Have you ever played a game with someone who always makes the most aggressive move? In many games, the most aggressive player loses because they sacrifice strategy for tactics. In our second strategy post, we are going to look at the fundamentals of a business strategy for success.
If you want to have a successful business strategy, you cannot run your business like a game where you are always the most aggressive. Even though we often hold up businesses with aggressive growth plans (hello Inc. 500), you are more likely to flame out spectacularly if you pursue aggressive goals over the fundamentals of business.
I was watching Kevin O’Leary of SharkTank where he was asking why his women CEOs were making him more money than their male counterparts. One of the things he noticed was that the women CEOs tended to set business goals that were achievable. When they met these goals, they spent time celebrating their achievement and then reset their goals. Incrementally celebrating success, they were able to achieve faster and more established growth than their counterparts who lived by the “shoot for the stars and if you miss…” mentality.
This idea, that small steps and fundamentals actually leads to better growth, is the governing point of view for PDS’s real-time marketing. And, I think that these fundamentals are essential for all businesses to maintain consistent and predictable revenues.
The 3 Fundamentals of Creating a Business Strategy
There are so many principles that go into a business strategy, but I am pairing it down to the essentials that you need before you create your business strategy.
The First Fundamental Business Axiom is to Stay in Business
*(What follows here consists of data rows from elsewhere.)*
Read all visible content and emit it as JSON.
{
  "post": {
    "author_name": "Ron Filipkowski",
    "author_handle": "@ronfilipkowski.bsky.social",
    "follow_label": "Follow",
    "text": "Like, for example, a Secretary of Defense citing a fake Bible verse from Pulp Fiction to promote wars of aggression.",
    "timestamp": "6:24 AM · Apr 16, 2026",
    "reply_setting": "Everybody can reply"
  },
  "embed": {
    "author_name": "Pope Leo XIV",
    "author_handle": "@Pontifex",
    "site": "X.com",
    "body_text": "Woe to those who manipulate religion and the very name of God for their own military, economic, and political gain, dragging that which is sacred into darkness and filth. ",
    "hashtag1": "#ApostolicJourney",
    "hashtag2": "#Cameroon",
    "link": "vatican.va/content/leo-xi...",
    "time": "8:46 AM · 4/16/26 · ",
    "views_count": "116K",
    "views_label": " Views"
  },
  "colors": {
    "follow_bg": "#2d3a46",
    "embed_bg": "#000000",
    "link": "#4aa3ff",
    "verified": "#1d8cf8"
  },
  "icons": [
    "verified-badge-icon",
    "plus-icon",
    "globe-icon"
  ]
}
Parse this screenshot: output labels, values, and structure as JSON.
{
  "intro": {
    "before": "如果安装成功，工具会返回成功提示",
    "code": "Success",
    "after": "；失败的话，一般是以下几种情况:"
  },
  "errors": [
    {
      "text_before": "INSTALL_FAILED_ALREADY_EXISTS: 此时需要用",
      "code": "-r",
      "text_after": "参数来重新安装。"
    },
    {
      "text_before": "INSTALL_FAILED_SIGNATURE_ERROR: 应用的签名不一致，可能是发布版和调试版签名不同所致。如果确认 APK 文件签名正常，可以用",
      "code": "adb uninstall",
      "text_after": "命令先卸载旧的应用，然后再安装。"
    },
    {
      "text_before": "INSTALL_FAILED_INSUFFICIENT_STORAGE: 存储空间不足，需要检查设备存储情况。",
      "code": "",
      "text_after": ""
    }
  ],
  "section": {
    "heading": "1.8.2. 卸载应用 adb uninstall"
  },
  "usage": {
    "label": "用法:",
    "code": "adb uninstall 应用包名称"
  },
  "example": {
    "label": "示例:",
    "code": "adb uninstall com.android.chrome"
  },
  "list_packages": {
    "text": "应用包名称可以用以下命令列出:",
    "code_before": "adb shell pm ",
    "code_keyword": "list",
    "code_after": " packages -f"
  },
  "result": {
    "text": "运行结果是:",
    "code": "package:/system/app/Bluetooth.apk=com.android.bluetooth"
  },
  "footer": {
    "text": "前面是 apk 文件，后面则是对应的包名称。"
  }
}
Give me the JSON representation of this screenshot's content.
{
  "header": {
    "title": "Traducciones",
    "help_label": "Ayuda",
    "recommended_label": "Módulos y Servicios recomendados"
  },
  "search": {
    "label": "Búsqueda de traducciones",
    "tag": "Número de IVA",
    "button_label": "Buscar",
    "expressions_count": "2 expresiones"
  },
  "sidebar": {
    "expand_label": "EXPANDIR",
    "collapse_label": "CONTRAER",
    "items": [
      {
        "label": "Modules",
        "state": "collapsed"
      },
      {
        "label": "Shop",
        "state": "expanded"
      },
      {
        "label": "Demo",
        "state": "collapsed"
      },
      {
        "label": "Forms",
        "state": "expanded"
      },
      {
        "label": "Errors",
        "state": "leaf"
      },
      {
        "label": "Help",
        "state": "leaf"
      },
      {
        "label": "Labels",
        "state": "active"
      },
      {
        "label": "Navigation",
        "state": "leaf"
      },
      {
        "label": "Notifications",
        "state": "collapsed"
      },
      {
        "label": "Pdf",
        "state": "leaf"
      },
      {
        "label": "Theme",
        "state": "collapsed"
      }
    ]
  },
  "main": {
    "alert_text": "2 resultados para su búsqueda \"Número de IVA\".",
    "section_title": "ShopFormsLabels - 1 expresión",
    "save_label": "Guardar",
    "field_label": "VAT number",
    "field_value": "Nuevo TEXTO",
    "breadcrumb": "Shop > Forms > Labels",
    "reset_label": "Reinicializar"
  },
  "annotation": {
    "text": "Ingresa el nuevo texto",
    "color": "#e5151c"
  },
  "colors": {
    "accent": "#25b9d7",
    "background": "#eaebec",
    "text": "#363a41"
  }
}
Yes, it is that simple. So many people want to set profit goals, increased revenue goals, market expansion goals, and on and on. How are you to determine whether goals are worth setting?
The first thing to notice is what will it take to stay in business this year. I had a tax return client who was wondering if she would be able to stay in business with the tax reform act sending many people to her larger competitors.
We set the goals for marketing last year to not be aggressive growth but to achieve parity with the year before. Why? Because if we achieved that, her business was secure and could focus on continued growth in the years to come.
In the same way, if you are facing a difficult time, setting goals that you will grow profits in the face of that difficult is liable to cause more problems than it solves. Especially if you actually achieve your growth.
Why do I say that achieving growth will hurt you?
Look at Boeing.
Their new 737 Max was the most profitable airplane in history. But, it came at the cost of Boeing’s commitment to quality, to innovative and well-designed aviation machines. Now, it is a cannonball tied to the feet of the company as Boeing scrambles to rebuild trust with the public and launch an airplane to compete with Airbus.
If Boeing had remained committed to their industry-leading slow growth of the last 100 years, this problem would not have happened.
The Second Fundamental Axiom is to Know Your Customers
For many people starting a business, this is difficult to do. If you don’t have customers, how can you know them? For that reason, I recommend that people who are starting a business go out and find a customer: sell your product, sign people up for your services, teach people. Whatever you do, go out and find people who will pay for it.
If you already have a business with customers, take a moment to think about the people you serve. Who are they? Are they other businesses or consumers? Do they stand out from the masses in any regular way?
Before you set goals, you have to have an understanding of the people you serve. Amazon was built on the realization that Americans really wanted to have a convenient way to shop from home (expanding on the books to nearly every aspect of life). Walmart was built on the realization that Americans wanted to have access to affordable products that were good enough to move on. On the other hand, Trader Joe’s was built by serving local communities of health-conscious but still price-savvy shoppers.
Know your customers.
The Third Fundamental Axiom for Business Strategy is to Create a Solution
There is the old proverb that if you build a better mousetrap, the world will beat a path down to your door to find it. In many ways, this proverb still holds true but it needs to be qualified. If you build a better mousetrap when the world has a mouse problem, the world will beat a path down to your door.
We buy from businesses when it solves a problem for us. My clients come to me because they have a problem learning and relearning marketing in this fractured marketing economy (Google, Facebook, TV, Radio, landing pages, websites, lead funnels, inbound, local packs, SEO, SEM, SMM, ROI, CPC, CAC, ETC.) But, a solution without a problem is not a solution. It is a nuisance.
If you are going to be in business, you need to create solutions for problems. When Walmart attempted to increase their organic and premium products but fell behind Amazon on online convenience and affordability, it slowed their tremendous growth from the 90’s down significantly. Walmart’s customers did not have a problem with getting premium and organic products, they were perfectly content without them.
In the same way, Amazon is having difficulty breaking into the Egyptian market, because customers in the cities (and Egypt’s population of 100 million people live primarily in cities) already have access to convenient ordering and delivery. If you don’t want to go out to the grocery store on the corner, call them and they will send someone to take your order and then deliver it to you (granted, you have to tip both order taker and delivery guy, but hey convenience!).
In order for you to create a solution, you have to listen to your customers and your market, and create products that they are interested in.
When you are committed to staying in business, know your customers, and create a solution for their needs, any strategy that meets these axioms will help you build a better business that will help more people tomorrow than it did today.